Who We Are excerpt from LitHub. Listen to the song below for background music or an introduction….
Through these stories, readers are given a peek into the lives of a range of female characters who live in a city with a historically vibrant Black community and culture yet still deal with issues of race, femaleness, and of course, humanity.
There is more to DC than tourists and politics.
Note on the title: For many Americans, the phrase “training school” connotes an educational institution that caters to people who are not considered able to benefit from an “education”. “Training” is the most they can hope to accomplish. I have never heard this term associated with the schools that were only for Black people that we once had although I’m sure they existed. I remember it’s being used for developmentally impaired people, but for anyone the term is now outdated.
Many universities that have the term “agricultural” in their name were probably started to cater to Black Americans because a college to teach agriculture was less threatening to White Americans. Many of these universities retain the term “agricultural” in their names out of a sense of pride in their roots.
Camille Acker explains more about this concept and how she got this idea in the interview below.
In Conversation with Camille Acker from Lumina at Sarah Lawrence College
Who is Camille Acker?
Camille Acker is from Washington, DC. She holds degrees from Howard University and Mexico State University. This is her first short story collection.
If you love Michelle Obama (and who doesn’t?) read The Lois Level’s Loved Michelle Obama’s “Becoming”? Try these for great reads about real African-American women.
Stories We Really Liked:
“Cicada” is about what happens when your parents push you out of your world into one that isn’t quite your own. Your parents know what is expected in that world, and you do too, but still, those who “belong, belong” are going to try to pull you down at every turn. And then, what do you know, you turn out to fit in an unexpected way.
That’s what I got out of this story. Your take might be completely different…tell me what you think.
This story tells a truth about teaching: you have to be a grown up. In your mind. You have to know the difference between yourself, as the teacher, and the students. If you can’t do that, don’t teach. You are not helping the kids, no matter what you tell yourself.
Oh yeah, and what goes around comes around.

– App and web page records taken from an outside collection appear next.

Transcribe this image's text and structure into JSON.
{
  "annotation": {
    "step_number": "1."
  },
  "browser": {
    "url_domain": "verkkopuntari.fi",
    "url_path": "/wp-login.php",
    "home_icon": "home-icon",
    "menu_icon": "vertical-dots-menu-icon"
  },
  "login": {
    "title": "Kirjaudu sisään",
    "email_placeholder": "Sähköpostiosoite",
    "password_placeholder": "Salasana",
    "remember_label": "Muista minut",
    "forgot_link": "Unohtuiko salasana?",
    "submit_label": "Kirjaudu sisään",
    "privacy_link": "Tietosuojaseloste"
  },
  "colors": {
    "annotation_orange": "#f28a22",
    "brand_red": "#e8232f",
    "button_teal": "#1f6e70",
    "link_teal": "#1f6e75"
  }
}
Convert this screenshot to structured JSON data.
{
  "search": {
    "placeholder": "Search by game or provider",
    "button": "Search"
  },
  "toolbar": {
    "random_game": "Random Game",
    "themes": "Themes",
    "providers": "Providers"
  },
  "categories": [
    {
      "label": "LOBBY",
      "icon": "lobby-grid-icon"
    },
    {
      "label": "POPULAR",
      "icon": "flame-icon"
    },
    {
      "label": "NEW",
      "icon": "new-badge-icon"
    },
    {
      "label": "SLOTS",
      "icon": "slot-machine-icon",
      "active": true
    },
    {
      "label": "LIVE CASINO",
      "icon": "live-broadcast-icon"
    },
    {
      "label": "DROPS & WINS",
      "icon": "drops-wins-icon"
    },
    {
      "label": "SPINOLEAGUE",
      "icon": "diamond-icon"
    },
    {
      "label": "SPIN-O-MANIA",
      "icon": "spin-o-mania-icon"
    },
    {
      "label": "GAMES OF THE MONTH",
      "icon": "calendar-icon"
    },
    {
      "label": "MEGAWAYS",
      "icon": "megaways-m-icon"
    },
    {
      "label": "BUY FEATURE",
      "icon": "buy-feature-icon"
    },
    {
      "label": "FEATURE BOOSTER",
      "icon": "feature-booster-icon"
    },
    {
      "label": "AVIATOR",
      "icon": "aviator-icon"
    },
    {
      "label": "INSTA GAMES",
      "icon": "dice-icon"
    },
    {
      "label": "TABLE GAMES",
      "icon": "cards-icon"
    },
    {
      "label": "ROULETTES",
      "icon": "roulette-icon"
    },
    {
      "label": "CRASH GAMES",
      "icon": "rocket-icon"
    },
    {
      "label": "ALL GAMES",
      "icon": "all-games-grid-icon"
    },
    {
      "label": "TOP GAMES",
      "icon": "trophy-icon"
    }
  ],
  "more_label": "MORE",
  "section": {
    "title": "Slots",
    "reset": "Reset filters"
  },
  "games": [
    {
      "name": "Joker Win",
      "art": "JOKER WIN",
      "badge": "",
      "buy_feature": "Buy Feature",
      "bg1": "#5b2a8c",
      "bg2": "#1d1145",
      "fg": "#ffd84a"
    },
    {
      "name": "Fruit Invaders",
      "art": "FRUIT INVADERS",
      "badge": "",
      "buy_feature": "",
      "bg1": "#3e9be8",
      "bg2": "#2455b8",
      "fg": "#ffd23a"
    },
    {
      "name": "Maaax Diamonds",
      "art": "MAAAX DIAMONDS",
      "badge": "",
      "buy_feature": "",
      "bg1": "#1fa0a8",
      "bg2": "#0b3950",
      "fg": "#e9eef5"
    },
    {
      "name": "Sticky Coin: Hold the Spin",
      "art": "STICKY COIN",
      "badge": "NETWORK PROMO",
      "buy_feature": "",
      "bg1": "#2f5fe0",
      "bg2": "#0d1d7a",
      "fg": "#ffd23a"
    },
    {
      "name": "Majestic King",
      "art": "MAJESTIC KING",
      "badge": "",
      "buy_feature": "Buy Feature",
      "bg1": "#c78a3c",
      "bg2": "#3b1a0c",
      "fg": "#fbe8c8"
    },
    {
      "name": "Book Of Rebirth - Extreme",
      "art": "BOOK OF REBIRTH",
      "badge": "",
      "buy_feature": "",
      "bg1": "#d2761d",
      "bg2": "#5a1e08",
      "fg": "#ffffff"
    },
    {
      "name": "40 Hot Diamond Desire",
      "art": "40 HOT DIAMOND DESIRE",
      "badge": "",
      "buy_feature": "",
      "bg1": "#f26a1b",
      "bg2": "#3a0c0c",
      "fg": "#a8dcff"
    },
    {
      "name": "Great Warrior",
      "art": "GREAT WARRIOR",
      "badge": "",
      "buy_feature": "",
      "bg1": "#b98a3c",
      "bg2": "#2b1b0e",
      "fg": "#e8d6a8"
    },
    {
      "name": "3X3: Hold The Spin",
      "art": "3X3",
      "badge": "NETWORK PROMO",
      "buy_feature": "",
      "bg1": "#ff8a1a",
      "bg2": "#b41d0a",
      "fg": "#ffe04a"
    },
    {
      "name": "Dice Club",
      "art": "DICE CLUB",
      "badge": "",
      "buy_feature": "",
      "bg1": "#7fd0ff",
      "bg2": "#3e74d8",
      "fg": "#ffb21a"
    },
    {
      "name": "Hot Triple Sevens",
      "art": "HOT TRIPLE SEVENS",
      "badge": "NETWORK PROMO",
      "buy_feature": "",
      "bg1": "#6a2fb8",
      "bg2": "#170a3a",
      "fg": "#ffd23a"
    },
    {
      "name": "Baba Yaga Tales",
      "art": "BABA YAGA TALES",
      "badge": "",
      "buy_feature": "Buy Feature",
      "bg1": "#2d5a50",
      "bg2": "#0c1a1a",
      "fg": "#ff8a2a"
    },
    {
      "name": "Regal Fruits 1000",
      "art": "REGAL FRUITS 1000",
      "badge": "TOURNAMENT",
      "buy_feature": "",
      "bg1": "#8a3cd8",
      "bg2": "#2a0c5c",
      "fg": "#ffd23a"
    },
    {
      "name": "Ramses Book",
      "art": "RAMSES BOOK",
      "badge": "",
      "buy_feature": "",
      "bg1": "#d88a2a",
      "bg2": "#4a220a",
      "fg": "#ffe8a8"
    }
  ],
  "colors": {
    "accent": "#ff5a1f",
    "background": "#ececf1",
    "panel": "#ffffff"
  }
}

If you are going to take advantage of a bad situation, as a student does in this story, the “underprivileged” card, or any card, is only going to get you so far.
“Mambo Sauce” is about reconnecting to your roots with food. Well, not really, but it does center on a Washington DC tradition: Mambo Sauce. Or Mumbo Sauce, depending on whom you ask.
This story does include one of the cattiest, meanest insults I think I’ve ever read, and it was directed by a character I like toward a character I don’t, particularly.
It’s one of those moments that none of us wants to admit we have or ever have had: when some insecurity or internal tension rears its ugly head, seemingly out of nowhere.
What I like about this story is that it’s about a character trying to sort out a complicated situation to understand who she really is and what she wants out of life. And there isn’t anywhere for her to place blame. No one to scapegoat so she can get out of making the choice. And it’s a good thing she can’t, because then she won’t be happy, but how do you figure out who you are when there is no apparent mold?
More by Camille Acker:
Baby Boom is one of the first movies that I owned (on VHS, gotten through a “get 13 for 1 cent” offer) when I got my first VCR right after college, in 1989. I still love this movie, and Acker aptly explains why.
Really, what in the heck does “having it all” mean anyway?
About the Cover Photo